On July 10, 2015, the FCC (News - Alert) released an omnibus order addressing 19 petitions for clarification of the Telephone Consumer Protection Act. The TCPA imposes liability for, among other things, using an automatic telephone dialing system when calling a cellular phone absent an emergency or prior express consent from the called party.
The recent FCC order addresses a number of important issues. For example, the FCC reaffirmed that the TCPA applies to both calls and text messages, including Internet-to-phone text messages. And, equipment used to send such text messages were found to be an ATDS under the TCPA. Prior to the release of this order, there were conflicting court decisions finding that Internet-to-phone messages were subject exclusively to the CAN-SPAM Act, while other courts held that such messages are subject to both. The TCPA Order makes clear that senders of such messages cannot escape TCPA liability by sending messages as an Internet-to-phone text message rather than a traditional SMS.
The FCC also clarified that a one-time text message sent in response to a consumer’s specific request does not constitute a TCPA violation provided that it is sent immediately and in response to a specific consumer request. Moreover, the response must only contain information requested by the consumer without any other marketing or advertising information.
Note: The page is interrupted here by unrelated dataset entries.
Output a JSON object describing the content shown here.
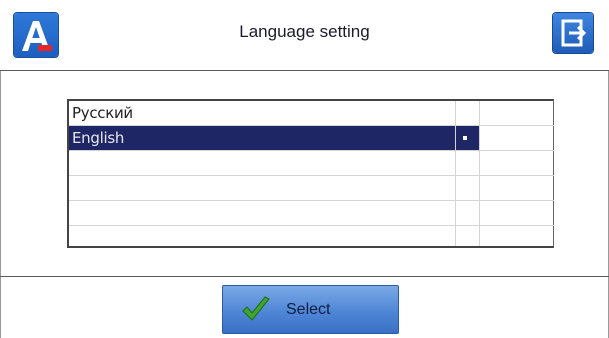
{
  "header": {
    "title": "Language setting"
  },
  "languages": {
    "rows": [
      {
        "label": "Русский",
        "selected": false
      },
      {
        "label": "English",
        "selected": true
      },
      {
        "label": "",
        "selected": false
      },
      {
        "label": "",
        "selected": false
      },
      {
        "label": "",
        "selected": false
      }
    ]
  },
  "footer": {
    "select_label": "Select"
  },
  "icons": {
    "logo": "app-logo-icon",
    "exit": "exit-icon",
    "check": "checkmark-icon"
  },
  "colors": {
    "accent": "#1f2665",
    "button": "#4f86d6",
    "logo_red": "#e3262a"
  }
}
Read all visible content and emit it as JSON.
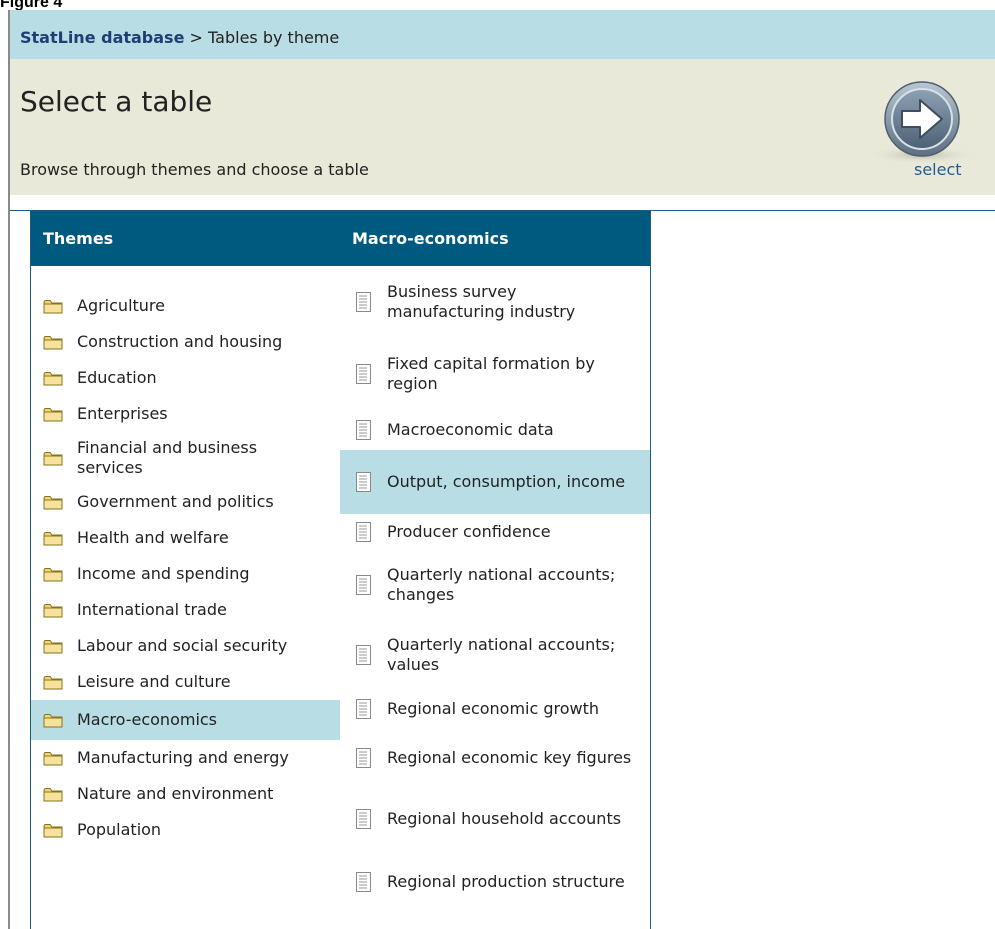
{
  "figure_label": "Figure 4",
  "breadcrumb": {
    "root": "StatLine database",
    "separator": ">",
    "current": "Tables by theme"
  },
  "header": {
    "title": "Select a table",
    "subtitle": "Browse through themes and choose a table",
    "select_label": "select"
  },
  "themes_column": {
    "heading": "Themes",
    "selected": "Macro-economics",
    "items": [
      {
        "label": "Agriculture",
        "icon": "folder-icon"
      },
      {
        "label": "Construction and housing",
        "icon": "folder-icon"
      },
      {
        "label": "Education",
        "icon": "folder-icon"
      },
      {
        "label": "Enterprises",
        "icon": "folder-icon"
      },
      {
        "label": "Financial and business services",
        "icon": "folder-icon"
      },
      {
        "label": "Government and politics",
        "icon": "folder-icon"
      },
      {
        "label": "Health and welfare",
        "icon": "folder-icon"
      },
      {
        "label": "Income and spending",
        "icon": "folder-icon"
      },
      {
        "label": "International trade",
        "icon": "folder-icon"
      },
      {
        "label": "Labour and social security",
        "icon": "folder-icon"
      },
      {
        "label": "Leisure and culture",
        "icon": "folder-icon"
      },
      {
        "label": "Macro-economics",
        "icon": "folder-icon"
      },
      {
        "label": "Manufacturing and energy",
        "icon": "folder-icon"
      },
      {
        "label": "Nature and environment",
        "icon": "folder-icon"
      },
      {
        "label": "Population",
        "icon": "folder-icon"
      }
    ]
  },
  "tables_column": {
    "heading": "Macro-economics",
    "selected": "Output, consumption, income",
    "items": [
      {
        "label": "Business survey manufacturing industry",
        "icon": "document-icon"
      },
      {
        "label": "Fixed capital formation by region",
        "icon": "document-icon"
      },
      {
        "label": "Macroeconomic data",
        "icon": "document-icon"
      },
      {
        "label": "Output, consumption, income",
        "icon": "document-icon"
      },
      {
        "label": "Producer confidence",
        "icon": "document-icon"
      },
      {
        "label": "Quarterly national accounts; changes",
        "icon": "document-icon"
      },
      {
        "label": "Quarterly national accounts; values",
        "icon": "document-icon"
      },
      {
        "label": "Regional economic growth",
        "icon": "document-icon"
      },
      {
        "label": "Regional economic key figures",
        "icon": "document-icon"
      },
      {
        "label": "Regional household accounts",
        "icon": "document-icon"
      },
      {
        "label": "Regional production structure",
        "icon": "document-icon"
      }
    ]
  },
  "colors": {
    "breadcrumb_bar": "#b9dde5",
    "header_panel": "#e9e9d9",
    "column_header": "#00597e",
    "selected_row": "#b9dde5",
    "link_blue": "#1d5d97"
  }
}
The order also contains clarification on many other topics including, among other things, the definition of what constitutes an ATDS, the party responsible for placing (and thus potentially liable for) a call under the statute, revocation of consent, and call blocking technology. TCPA litigation remains prolific due to the statutory damages available under the law, and close attention should be paid to this topic, especially for those entities undertaking customer outreach.William B. Wilhelm (News - Alert) is a partner and Jeffrey R. Strenkowski is counsel at the global law firm of Morgan Lewis & Bockius LLP (www.
Edited by Maurice Nagle